### MATERIAL SUPPLIED
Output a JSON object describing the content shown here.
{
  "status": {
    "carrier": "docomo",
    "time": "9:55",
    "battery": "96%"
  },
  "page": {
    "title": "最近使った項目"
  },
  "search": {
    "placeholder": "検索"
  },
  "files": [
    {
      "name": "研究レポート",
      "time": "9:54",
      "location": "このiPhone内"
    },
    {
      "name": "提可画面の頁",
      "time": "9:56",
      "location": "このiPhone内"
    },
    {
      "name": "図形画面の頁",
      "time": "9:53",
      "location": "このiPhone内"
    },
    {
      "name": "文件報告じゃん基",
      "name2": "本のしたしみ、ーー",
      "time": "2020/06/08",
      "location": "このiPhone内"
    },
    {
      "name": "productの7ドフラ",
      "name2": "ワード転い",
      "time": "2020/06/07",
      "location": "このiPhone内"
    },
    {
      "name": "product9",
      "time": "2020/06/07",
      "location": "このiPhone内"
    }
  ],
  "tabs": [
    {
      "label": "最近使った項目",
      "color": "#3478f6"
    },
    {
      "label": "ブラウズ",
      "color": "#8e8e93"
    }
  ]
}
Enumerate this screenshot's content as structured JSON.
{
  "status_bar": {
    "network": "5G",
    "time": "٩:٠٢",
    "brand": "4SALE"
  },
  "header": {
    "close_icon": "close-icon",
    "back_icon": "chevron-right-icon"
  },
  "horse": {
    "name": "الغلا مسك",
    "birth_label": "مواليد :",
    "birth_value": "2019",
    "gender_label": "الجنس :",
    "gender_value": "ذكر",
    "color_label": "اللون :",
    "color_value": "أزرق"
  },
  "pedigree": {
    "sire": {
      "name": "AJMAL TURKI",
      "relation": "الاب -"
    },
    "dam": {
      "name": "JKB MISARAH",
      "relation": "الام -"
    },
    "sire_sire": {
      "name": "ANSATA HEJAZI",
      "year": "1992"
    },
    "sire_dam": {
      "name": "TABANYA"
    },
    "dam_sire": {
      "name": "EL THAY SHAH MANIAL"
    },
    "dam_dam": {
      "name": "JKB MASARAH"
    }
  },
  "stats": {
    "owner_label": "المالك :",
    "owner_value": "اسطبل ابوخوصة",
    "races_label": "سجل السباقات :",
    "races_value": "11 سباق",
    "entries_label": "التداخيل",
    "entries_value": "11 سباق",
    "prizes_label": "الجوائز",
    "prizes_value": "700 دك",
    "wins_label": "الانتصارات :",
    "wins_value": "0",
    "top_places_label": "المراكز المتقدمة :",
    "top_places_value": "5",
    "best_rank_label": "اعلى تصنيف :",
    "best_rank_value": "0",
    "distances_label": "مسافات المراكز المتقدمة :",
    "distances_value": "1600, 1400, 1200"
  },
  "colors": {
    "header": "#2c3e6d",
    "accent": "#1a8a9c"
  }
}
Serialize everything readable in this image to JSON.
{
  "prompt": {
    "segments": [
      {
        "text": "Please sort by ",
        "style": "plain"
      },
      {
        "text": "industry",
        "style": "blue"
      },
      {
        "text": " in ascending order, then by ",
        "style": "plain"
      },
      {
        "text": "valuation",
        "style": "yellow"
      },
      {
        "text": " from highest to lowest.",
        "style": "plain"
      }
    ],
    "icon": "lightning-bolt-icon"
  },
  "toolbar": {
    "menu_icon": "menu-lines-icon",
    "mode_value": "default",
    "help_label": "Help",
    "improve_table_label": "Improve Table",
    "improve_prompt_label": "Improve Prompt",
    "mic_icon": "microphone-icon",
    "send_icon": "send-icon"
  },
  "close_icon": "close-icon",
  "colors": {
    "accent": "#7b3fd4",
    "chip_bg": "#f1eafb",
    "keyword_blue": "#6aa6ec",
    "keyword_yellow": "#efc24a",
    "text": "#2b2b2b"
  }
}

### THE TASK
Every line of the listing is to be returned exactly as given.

### SOLUTION
Output a JSON object describing the content shown here.
{
  "status": {
    "carrier": "docomo",
    "time": "9:55",
    "battery": "96%"
  },
  "page": {
    "title": "最近使った項目"
  },
  "search": {
    "placeholder": "検索"
  },
  "files": [
    {
      "name": "研究レポート",
      "time": "9:54",
      "location": "このiPhone内"
    },
    {
      "name": "提可画面の頁",
      "time": "9:56",
      "location": "このiPhone内"
    },
    {
      "name": "図形画面の頁",
      "time": "9:53",
      "location": "このiPhone内"
    },
    {
      "name": "文件報告じゃん基",
      "name2": "本のしたしみ、ーー",
      "time": "2020/06/08",
      "location": "このiPhone内"
    },
    {
      "name": "productの7ドフラ",
      "name2": "ワード転い",
      "time": "2020/06/07",
      "location": "このiPhone内"
    },
    {
      "name": "product9",
      "time": "2020/06/07",
      "location": "このiPhone内"
    }
  ],
  "tabs": [
    {
      "label": "最近使った項目",
      "color": "#3478f6"
    },
    {
      "label": "ブラウズ",
      "color": "#8e8e93"
    }
  ]
}
Enumerate this screenshot's content as structured JSON.
{
  "status_bar": {
    "network": "5G",
    "time": "٩:٠٢",
    "brand": "4SALE"
  },
  "header": {
    "close_icon": "close-icon",
    "back_icon": "chevron-right-icon"
  },
  "horse": {
    "name": "الغلا مسك",
    "birth_label": "مواليد :",
    "birth_value": "2019",
    "gender_label": "الجنس :",
    "gender_value": "ذكر",
    "color_label": "اللون :",
    "color_value": "أزرق"
  },
  "pedigree": {
    "sire": {
      "name": "AJMAL TURKI",
      "relation": "الاب -"
    },
    "dam": {
      "name": "JKB MISARAH",
      "relation": "الام -"
    },
    "sire_sire": {
      "name": "ANSATA HEJAZI",
      "year": "1992"
    },
    "sire_dam": {
      "name": "TABANYA"
    },
    "dam_sire": {
      "name": "EL THAY SHAH MANIAL"
    },
    "dam_dam": {
      "name": "JKB MASARAH"
    }
  },
  "stats": {
    "owner_label": "المالك :",
    "owner_value": "اسطبل ابوخوصة",
    "races_label": "سجل السباقات :",
    "races_value": "11 سباق",
    "entries_label": "التداخيل",
    "entries_value": "11 سباق",
    "prizes_label": "الجوائز",
    "prizes_value": "700 دك",
    "wins_label": "الانتصارات :",
    "wins_value": "0",
    "top_places_label": "المراكز المتقدمة :",
    "top_places_value": "5",
    "best_rank_label": "اعلى تصنيف :",
    "best_rank_value": "0",
    "distances_label": "مسافات المراكز المتقدمة :",
    "distances_value": "1600, 1400, 1200"
  },
  "colors": {
    "header": "#2c3e6d",
    "accent": "#1a8a9c"
  }
}
Serialize everything readable in this image to JSON.
{
  "prompt": {
    "segments": [
      {
        "text": "Please sort by ",
        "style": "plain"
      },
      {
        "text": "industry",
        "style": "blue"
      },
      {
        "text": " in ascending order, then by ",
        "style": "plain"
      },
      {
        "text": "valuation",
        "style": "yellow"
      },
      {
        "text": " from highest to lowest.",
        "style": "plain"
      }
    ],
    "icon": "lightning-bolt-icon"
  },
  "toolbar": {
    "menu_icon": "menu-lines-icon",
    "mode_value": "default",
    "help_label": "Help",
    "improve_table_label": "Improve Table",
    "improve_prompt_label": "Improve Prompt",
    "mic_icon": "microphone-icon",
    "send_icon": "send-icon"
  },
  "close_icon": "close-icon",
  "colors": {
    "accent": "#7b3fd4",
    "chip_bg": "#f1eafb",
    "keyword_blue": "#6aa6ec",
    "keyword_yellow": "#efc24a",
    "text": "#2b2b2b"
  }
}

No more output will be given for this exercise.